However, due to a new strain of coronavirus, the restrictions will be stricter from November 30. Face masks will again have to be worn in shops and on public transport, and travelers will have to take the Covid-19 test and isolate themselves until they get negative results. In the UK, two cases of the new coronavirus strain have been detected so far yesterday, one in Nottingham and the other near London.
What to do with the antigen test I ordered?
I went to the hotel, and what bliss it was for my tired feet when I realized that the hotel was just a two-minute walk from the metro station. A view to the left, a little greeting to the Queen through the trees of Hyde Park. A nice Asian woman greets me with such hospitality that you'd think she'd been counting the minutes until I walked through the door. She hands me the room key and the antigen test I ordered. I decide to take the test only when someone asks me, the first day counts as day zero, the test has to be done on or before the second day of my stay, but no one could answer whether I should do it if I leave on the first day.
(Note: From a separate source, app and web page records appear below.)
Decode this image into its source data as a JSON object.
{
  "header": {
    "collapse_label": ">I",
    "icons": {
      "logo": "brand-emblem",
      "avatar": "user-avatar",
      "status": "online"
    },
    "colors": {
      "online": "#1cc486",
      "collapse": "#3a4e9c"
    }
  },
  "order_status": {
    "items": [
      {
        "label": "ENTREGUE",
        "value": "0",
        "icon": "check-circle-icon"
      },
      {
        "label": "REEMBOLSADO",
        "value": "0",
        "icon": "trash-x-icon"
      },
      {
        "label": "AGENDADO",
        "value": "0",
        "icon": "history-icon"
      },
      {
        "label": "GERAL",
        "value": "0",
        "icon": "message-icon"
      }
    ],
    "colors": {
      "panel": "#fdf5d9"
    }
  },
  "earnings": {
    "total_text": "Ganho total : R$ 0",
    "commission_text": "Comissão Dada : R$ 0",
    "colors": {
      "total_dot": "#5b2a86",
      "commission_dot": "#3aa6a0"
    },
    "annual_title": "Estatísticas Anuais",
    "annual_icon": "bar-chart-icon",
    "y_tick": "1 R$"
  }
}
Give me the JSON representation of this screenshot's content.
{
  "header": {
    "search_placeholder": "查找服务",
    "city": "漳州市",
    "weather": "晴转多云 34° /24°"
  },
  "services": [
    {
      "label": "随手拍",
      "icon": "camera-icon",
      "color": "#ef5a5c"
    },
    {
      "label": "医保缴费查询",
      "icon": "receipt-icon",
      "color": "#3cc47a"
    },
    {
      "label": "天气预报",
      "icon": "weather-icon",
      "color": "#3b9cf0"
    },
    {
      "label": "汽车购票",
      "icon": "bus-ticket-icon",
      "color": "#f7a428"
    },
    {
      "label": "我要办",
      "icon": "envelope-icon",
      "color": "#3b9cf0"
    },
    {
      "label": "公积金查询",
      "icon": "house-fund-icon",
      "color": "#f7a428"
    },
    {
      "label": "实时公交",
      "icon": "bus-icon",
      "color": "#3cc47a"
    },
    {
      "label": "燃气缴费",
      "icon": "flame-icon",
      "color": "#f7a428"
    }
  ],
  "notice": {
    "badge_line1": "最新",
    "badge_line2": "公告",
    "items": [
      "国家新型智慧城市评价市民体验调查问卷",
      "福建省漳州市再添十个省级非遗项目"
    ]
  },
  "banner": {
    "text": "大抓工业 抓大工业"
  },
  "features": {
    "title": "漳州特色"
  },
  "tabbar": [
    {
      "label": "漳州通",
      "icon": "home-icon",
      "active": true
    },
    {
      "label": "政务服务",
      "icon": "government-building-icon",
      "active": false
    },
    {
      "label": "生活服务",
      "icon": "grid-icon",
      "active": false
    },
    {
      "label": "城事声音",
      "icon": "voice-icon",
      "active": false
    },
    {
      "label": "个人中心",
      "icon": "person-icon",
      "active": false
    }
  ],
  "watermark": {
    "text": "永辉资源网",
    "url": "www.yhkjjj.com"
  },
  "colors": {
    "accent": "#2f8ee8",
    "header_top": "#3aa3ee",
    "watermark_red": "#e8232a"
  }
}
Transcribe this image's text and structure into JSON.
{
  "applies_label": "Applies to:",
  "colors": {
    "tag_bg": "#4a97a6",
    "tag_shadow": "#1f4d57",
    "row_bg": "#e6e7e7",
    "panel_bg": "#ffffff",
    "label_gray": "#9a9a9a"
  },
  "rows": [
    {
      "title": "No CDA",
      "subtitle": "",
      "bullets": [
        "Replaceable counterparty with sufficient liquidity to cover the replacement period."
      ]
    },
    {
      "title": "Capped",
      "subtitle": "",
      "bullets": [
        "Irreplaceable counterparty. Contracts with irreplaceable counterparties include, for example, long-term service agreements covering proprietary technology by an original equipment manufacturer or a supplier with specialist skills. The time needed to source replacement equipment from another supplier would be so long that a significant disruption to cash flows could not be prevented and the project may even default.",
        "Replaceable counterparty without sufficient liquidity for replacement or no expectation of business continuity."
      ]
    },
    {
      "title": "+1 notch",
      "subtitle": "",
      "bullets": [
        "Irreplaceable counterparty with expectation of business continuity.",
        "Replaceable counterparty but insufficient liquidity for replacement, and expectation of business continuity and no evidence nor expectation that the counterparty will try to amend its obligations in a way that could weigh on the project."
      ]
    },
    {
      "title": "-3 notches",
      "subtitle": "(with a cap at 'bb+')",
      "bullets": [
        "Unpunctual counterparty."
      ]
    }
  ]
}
So, not having understood whether the antigen test was necessary or not in such cases, I decided to do it if they tell me to do it. Since nobody was interested in my test, it came back to Latvia with me, still packed and unused. To be used in the future if the need arises.